In 1963, Wes and Fran purchased their farmstead of 250 acres on Bobbin Mill Road in Lunenburg. They built a new sugar house in 1979 and began using it in 1980. Wes decided to return to using a wood fired arch, because it could be harvested from his land and provided a low-cost fuel. For the next three years, Wes utilized his dad’s sugar bush as well as three of his own, tapping about 2,500 trees and making about 500 gallons of syrup by boiling late into the night. Wes and Fran eventually discontinued use of his dad’s sugar bush, but they continued using their own three to this day. Two are in Lunenburg and one in Guildhall. They all have a southeast exposure. He presently has about 1,600 taps on line and buckets.
He and Fran produce about 250 gallons of syrup each season, which by contemporary standards makes them small producers.
At 82 Wes feels that the wood harvesting and sugaring operation keep him healthy and fit. There is no doubt that his energy and agility is not typical of his age.
During sugaring season, Fran and Wes are joined by their family who help with tapping, gathering and boiling. The family dynamic is strong and healthy, characterized by cooperation, respect and humor. Wes and Fran’s sons, Mark and Todd, help during the evenings and on weekends.
In addition, Todd’s son Jordan and Mark’s son-in-law, Kelly Bowles, assist with the operation. Wes is clear that he couldn’t manage the operation without the “boys.”

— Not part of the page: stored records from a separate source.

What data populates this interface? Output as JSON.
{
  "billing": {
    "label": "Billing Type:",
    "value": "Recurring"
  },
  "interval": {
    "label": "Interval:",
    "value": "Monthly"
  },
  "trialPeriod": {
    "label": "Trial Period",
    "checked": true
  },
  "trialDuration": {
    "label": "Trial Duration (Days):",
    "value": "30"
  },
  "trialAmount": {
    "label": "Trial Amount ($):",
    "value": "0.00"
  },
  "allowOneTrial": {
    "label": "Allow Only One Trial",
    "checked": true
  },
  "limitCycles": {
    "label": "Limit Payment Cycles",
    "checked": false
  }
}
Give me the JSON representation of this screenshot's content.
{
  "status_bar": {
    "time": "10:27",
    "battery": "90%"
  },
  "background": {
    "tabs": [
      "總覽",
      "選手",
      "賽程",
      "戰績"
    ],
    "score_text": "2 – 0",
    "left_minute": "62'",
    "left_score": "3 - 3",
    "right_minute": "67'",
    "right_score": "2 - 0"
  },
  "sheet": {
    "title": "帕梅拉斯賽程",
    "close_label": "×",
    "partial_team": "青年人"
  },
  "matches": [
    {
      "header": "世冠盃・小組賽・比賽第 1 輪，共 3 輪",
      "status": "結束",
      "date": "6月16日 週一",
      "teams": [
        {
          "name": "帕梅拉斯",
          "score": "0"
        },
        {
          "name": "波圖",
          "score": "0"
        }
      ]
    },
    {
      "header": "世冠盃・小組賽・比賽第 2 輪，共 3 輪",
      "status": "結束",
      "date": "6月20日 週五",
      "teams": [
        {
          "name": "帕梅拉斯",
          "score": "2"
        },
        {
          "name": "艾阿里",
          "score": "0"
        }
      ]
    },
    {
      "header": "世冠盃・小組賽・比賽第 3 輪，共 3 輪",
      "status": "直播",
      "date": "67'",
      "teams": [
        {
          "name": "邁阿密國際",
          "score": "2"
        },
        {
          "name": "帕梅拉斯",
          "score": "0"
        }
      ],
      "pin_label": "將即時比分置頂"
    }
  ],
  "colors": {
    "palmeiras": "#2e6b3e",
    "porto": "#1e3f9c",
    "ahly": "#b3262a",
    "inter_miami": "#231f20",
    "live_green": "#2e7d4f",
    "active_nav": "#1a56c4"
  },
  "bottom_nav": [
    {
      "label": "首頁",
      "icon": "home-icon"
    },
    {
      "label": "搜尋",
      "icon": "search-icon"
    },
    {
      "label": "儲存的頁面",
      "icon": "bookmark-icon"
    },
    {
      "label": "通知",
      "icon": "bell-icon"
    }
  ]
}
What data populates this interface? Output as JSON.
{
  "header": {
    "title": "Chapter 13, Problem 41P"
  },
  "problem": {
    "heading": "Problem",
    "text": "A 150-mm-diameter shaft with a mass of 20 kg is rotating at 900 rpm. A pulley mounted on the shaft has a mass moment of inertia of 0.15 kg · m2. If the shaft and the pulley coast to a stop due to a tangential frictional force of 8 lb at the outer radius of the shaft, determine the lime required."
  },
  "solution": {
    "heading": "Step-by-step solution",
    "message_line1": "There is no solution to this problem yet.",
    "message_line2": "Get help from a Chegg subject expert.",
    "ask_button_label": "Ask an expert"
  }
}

Other family members and friends also join in the spring ritual when they are available. Wes says Fran is the boss, but when it comes to managing the operation, it’s clear the “boys” defer to Wes. They can step in to assist with any part of the process.
Fran is committed to the concept that “cleanliness is next to godliness,” which clearly applies not only to her home but to the sugar house as well. Once the syrup is made and strained, Fran oversees canning. She also sees to it that her home-made sour pickles are available and that donuts are on hand for the family to enjoy. In addition, she feeds the family during sugaring season. All of this might seem like a daunting task for many octogenarians, but Fran takes it all in stride.
When I asked Fran if I could take a picture of her canning the syrup, Mark quietly said with a smile on his face, “She’ll have to check to make sure that her hair looks right first.” At that moment, Fran raised her hands to check her hair to be certain that it was all in place before turning toward me and smiling. Everyone joined in the quiet laughter as I took the picture.
In addition to working in the sugar house Fran enjoys making maple cream, maple sugar and maple candies. She also enjoys cooking with maple syrup and maple by-products.
Sugaring season is a time when Wes and Fran’s family reunites and joins together cooperatively to achieve a common goal. Their time spent together sugaring is clearly not just about producing syrup, it’s about nurturing family.
Wes and Fran participate in Maple Open House weekend in Essex County, although they are both quick to add that when they are boiling the sugar house is always open to visitors. Visiting their operation provides an opportunity to observe the traditional approach to the production of maple syrup. The warmth of the hospitality, the atmosphere of the sugar house filled with sweet vapor and the glow of the arch makes it a most enjoyable experience. Fran and Wes sell their maple syrup at Gram View Acres, 531 Bobbin Mill Road in Lunenburg and by mail order.